Mile Post 260.3
There were two picnic tables adjacent to the parking area. An easy access to Jumpinoff Rock Trail and a half-mile moderately difficult hike led us to an overlook on sheer rock cliffs above a forested valley. The elevation here was 3,312 feet. The trek was on a steep climb for a stretch that turned out to be exhausting. We marveled at various shapes and sizes of mushrooms growing along the path.
Mile Post 242.4
This is the farthest north we went on BRP. The hill definitely resembles Alligator back. This overlook offers an exhibit on raptors and mammals of the area. Once called “varmints” and killed on sight, hawks, owls, bears, foxes and snakes are now recognized as an inseparable part of our environment. This is the best overlook to observe them.
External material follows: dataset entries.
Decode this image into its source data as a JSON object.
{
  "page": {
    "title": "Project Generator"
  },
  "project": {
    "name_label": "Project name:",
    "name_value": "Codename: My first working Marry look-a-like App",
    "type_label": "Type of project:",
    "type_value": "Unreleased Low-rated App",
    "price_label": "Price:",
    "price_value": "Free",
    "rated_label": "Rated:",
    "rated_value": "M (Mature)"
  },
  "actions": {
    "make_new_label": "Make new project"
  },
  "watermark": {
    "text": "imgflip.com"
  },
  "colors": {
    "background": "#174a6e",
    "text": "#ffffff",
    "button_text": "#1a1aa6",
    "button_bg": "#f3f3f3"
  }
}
Up the road from campus a little way is a swimming hole with a rope swing that a lot of people like to go to in the summer months. It's up Winkler Creek Road a short way and there is limited parking on a gravel shoulder beside the already narrow, winding road. To get there from 321 south, take a right on hwy 105 (at the double-decker Wendy's) and then take the very next left at the light by Peabody's. From this road take the next right, which is Winkler Creek Road. Follow it for about a half a mile or so. On a hot summer day, you will see cars parked at the spot, so you'll know it right away. On the left side of the road, hike down the path aways, watching for dog poop and the occasional broken bottle and the stream and swimming hole will open in front of you. Take care on the rocks as you cross to the rope swing. There is a sitting area, with wooden benches on one side of the creek and in the middle of the water are several huge rocks you can sit on. On a sunny day in August, it's the perfect way to cool off.